Trooper. Because he was an intern at the time of the accident, the Court will
refer to him as an intern.
Christopher testified that he saw the trooper
mouthing the words "Pull the f*** over, pull over," three to four times (Tr, pp.
Trooper Conboy testified that at some point
the ATV moved from the paved shoulder to the grass shoulder (Tr, p. 102).
Christopher testified that the ATV may have
been on either the paved shoulder or the grass shoulder at the time the police
car bumped into him. (Tr, pp. 224-225).
Christopher testified that Trooper Conboy
appeared angry with him after the accident. Trooper Conboy asked him, "Why the
hell didn't you stop?" Christopher testified that he apologized to the trooper,
saying that he just wanted to go home (Tr, p. 203).
Intern Barnes testified that he and Trooper
Conboy walked back together to the car. The Court credits Ms. Burhans'
testimony as she is a disinterested witness.
The Officer's Notes section of the MV-104
states: "....Operator attempting to turn into open field after operating S/B on
St. Rt. 22. Operator failed to reduce speed while entering ditch....Prior to
accident operator evading police and numerous orders to stop via police vehicle
public address system. Investigation revealed ATV to be unregistered and
Q. After this contact that Mr. Barnes
advised you of, what actions did
the ATV take at that point in time?
A. The ATV continued south on Route 22 and after crossing in front of
us, he then switched sides of the road. He went over to what would
be the east shoulder of Route 22, continuing southbound.
Q. And then what happened?
A. At this point we also went to the southbound shoulder. I observed
that there was no traffic coming northbound and I proceeded to
cross Route 22 and follow the ATV southbound on the north shoulder.
Q. And then what happened?
A. I relayed to the intern prior to that, that I felt they were going
to either go up a driveway or dart off into a field or a trail, but
they hadn't yet. At this point, we were adjacent to a large farm
field that was on the east shoulder of Route 22, and I anticipated
that they would go into the field or I thought they would do
it a long time before that. We were halfway along the field, but
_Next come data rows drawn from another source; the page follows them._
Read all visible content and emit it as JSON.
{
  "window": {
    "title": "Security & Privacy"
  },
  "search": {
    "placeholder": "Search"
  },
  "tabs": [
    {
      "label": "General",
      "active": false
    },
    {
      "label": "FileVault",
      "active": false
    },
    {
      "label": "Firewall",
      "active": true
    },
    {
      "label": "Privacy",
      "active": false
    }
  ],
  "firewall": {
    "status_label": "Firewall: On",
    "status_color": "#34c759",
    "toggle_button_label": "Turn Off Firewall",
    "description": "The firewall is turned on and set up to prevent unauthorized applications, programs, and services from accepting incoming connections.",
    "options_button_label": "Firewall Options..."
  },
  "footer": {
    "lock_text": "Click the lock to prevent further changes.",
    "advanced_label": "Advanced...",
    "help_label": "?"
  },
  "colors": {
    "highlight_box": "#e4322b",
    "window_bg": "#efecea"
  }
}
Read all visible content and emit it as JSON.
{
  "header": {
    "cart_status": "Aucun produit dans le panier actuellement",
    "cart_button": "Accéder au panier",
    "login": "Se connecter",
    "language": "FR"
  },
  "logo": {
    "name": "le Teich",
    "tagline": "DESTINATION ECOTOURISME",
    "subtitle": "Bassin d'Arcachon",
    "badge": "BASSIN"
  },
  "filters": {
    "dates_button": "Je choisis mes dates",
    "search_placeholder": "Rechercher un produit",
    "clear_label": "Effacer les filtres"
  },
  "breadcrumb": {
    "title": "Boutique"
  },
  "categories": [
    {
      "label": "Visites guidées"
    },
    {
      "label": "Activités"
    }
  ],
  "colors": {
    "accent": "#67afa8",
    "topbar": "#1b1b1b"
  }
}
they drove eastbound towards this field and at which time they
struck a drainage ditch of some sort and the ATV rolled over
Claimant's counsel challenged the
qualifications of Sergeant Bonnier to testify as an expert. Sergeant Bonnier
testified that he has never testified against the State Police. Therefore,
claimant's Counsel wanted to have this witness excluded because he was biased.
The Court reserved on this motion. Claimant's counsel also challenged the
educational background of this expert witness. Claimant's counsel claimed that
since this witness had no degrees in chemistry, physics, engineering or math
that he should be excluded as unqualified to render opinions regarding accident
reconstruction. The Court reserved on claimant's motions and addresses Sergeant
Bonnier's testimony below.
He found no indication of contact between
the bike and the passenger side front bumper, which would have been consistent
with the claimants' version of events. He did find erasure marks on the driver
side front bumper and driver side tire and door, consistent with the trooper's
account of colliding with the bike after he had swerved to the right.
The Court rejects Trooper Conboy's
testimony that he was driving in the northbound driving lane while the ATV was
on the shoulder, primarily because Ms. Burhans, who was driving in that lane,
saw both vehicles on the shoulder and passed by both of them without having to
take any evasive action. Also, there was much discussion at trial as to which
shoulder, the paved or grass shoulder, Christopher was riding on while on the
northside of State Route 22. The Court credits Ms. Burhans' testimony and
Phillip's testimony that Christopher was on the paved northbound shoulder when
he was hit by the State Police vehicle. While it is possible that one of two
tires may have touched the grass shoulder, the Court believes that he was, for
the most part, on the paved northbound shoulder at the time of impact.